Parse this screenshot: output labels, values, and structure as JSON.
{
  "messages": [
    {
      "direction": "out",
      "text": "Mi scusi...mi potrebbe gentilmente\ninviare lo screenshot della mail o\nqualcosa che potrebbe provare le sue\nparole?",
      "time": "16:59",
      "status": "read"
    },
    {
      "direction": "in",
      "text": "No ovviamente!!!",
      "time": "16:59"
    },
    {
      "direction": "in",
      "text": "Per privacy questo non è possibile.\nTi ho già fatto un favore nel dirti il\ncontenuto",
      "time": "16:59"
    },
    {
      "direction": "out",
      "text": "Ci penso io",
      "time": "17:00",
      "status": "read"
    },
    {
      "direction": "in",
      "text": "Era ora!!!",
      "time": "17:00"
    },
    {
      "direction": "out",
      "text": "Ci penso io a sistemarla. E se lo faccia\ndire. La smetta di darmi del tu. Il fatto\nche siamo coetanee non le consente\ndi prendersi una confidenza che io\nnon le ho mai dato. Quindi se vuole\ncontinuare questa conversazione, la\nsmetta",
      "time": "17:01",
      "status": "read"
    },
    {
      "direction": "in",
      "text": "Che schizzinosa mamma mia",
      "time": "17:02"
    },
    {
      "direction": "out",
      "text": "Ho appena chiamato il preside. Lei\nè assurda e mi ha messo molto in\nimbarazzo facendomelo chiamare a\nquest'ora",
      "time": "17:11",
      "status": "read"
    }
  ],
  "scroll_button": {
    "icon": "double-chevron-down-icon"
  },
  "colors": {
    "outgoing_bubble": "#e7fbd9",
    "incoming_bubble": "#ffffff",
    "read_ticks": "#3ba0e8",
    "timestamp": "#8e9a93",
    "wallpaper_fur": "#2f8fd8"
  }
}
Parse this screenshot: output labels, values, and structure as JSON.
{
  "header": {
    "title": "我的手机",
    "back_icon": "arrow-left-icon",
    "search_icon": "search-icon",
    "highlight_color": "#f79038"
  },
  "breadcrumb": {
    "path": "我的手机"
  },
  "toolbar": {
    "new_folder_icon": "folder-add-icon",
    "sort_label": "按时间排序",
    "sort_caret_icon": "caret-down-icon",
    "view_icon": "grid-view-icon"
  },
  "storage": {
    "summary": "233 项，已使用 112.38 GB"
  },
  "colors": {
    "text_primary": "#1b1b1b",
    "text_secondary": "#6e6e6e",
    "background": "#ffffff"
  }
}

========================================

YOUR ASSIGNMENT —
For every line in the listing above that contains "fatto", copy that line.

REPLY —
      "text": "Per privacy questo non è possibile.\nTi ho già fatto un favore nel dirti il\ncontenuto",
      "text": "Ci penso io a sistemarla. E se lo faccia\ndire. La smetta di darmi del tu. Il fatto\nche siamo coetanee non le consente\ndi prendersi una confidenza che io\nnon le ho mai dato. Quindi se vuole\ncontinuare questa conversazione, la\nsmetta",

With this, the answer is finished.